Washington should be credited with not only launching the careers of several black photographers but also with establishing the early aesthetic of the "New Negro". From 1895-1915, Washington was the central figure in African American culture, supporting black artists telling black stories in the contemporary Victorian aesthetic, and showing how blacks could equal whites artistically and culturally.
Publisher: Peter Lang Publishing Inc
Number of pages: 285
Weight: 420 g
Dimensions: 230 x 160 mm
Edition: New edition
"Booker T. Washington is one of the most misunderstood individuals in American history. Few people actually read his work before making judgments as to the kind of leader he was and as a result, he has been labeled an `Uncle Tom', an accommodationist, and worse. Michael Bieze has written, in my opinion, the best book on Booker T. Washington in the past 25 years.
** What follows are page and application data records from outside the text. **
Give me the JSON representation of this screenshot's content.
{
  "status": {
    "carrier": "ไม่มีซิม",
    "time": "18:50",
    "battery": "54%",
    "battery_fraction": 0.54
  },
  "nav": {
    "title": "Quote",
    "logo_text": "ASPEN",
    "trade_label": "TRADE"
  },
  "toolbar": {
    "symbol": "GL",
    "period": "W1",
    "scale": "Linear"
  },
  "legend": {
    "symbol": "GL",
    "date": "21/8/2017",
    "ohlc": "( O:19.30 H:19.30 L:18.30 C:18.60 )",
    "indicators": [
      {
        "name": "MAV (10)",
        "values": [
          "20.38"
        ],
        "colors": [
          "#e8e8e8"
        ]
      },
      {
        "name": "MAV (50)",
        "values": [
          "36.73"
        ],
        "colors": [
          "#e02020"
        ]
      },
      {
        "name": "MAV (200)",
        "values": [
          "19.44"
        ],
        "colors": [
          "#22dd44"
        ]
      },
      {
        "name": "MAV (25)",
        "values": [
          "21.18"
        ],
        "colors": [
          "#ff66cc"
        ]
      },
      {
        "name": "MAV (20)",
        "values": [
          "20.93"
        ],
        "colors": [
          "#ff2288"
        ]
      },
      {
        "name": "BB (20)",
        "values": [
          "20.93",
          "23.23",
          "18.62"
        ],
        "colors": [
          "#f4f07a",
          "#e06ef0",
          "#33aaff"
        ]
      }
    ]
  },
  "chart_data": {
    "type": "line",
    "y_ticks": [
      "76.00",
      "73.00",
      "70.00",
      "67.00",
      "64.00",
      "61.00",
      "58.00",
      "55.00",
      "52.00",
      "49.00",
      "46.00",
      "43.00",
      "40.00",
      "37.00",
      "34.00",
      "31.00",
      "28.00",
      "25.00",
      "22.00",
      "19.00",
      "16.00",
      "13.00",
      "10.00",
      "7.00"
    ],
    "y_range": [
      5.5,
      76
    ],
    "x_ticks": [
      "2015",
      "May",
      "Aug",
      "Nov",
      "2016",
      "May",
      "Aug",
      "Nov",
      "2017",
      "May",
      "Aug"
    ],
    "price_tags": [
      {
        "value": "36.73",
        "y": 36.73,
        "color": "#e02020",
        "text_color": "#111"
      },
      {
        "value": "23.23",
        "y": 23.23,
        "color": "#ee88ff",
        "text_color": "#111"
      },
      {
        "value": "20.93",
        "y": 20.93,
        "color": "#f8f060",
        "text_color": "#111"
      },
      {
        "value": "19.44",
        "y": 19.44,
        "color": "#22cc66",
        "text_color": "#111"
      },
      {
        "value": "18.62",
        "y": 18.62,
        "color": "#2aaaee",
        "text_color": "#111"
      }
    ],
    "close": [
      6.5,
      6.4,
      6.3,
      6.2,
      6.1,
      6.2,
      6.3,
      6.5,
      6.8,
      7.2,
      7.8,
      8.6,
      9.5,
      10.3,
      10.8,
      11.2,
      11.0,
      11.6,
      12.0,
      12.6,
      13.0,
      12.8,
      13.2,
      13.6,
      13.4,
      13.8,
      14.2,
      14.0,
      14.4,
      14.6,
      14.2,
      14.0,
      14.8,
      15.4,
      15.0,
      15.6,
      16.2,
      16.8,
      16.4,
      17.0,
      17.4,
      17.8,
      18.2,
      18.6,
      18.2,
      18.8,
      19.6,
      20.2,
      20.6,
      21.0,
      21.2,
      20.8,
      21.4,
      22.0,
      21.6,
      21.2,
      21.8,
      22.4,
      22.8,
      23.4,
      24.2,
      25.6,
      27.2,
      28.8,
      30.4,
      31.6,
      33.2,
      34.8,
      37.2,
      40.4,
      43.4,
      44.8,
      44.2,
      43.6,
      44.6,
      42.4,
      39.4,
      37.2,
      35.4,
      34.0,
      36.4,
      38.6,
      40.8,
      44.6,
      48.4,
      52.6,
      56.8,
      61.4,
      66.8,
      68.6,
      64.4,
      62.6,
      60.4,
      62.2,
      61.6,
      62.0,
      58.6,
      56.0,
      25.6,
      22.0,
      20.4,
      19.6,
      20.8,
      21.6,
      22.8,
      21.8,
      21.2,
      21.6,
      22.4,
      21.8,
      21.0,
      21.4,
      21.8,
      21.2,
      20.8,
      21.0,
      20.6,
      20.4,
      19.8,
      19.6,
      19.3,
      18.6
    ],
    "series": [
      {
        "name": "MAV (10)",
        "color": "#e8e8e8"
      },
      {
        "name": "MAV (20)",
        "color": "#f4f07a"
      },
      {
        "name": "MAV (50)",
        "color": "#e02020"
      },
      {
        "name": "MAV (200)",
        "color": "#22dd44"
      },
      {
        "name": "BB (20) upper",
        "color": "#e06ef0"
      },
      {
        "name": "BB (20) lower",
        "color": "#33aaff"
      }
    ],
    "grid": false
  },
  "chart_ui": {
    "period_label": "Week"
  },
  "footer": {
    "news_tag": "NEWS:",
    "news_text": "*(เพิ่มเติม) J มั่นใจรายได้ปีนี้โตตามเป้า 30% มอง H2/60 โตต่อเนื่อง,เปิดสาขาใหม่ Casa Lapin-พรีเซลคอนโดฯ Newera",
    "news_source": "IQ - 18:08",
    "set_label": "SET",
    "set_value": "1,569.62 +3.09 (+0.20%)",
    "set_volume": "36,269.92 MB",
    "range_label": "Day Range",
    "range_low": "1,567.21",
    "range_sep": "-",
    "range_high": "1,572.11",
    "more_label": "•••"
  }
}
Not only is Bieze a beautiful writer but he provides a nuanced portrayal of Washington, showing how the man changed over time from someone who sometimes kowtowed to Whites to a man who took the world stage as `a social critic, a champion of the downtrodden, and a man of his people'." (Marybeth Gasman, Ph.D. Assistant Professor, Higher Education Graduate School of Education University of Pennsylvania)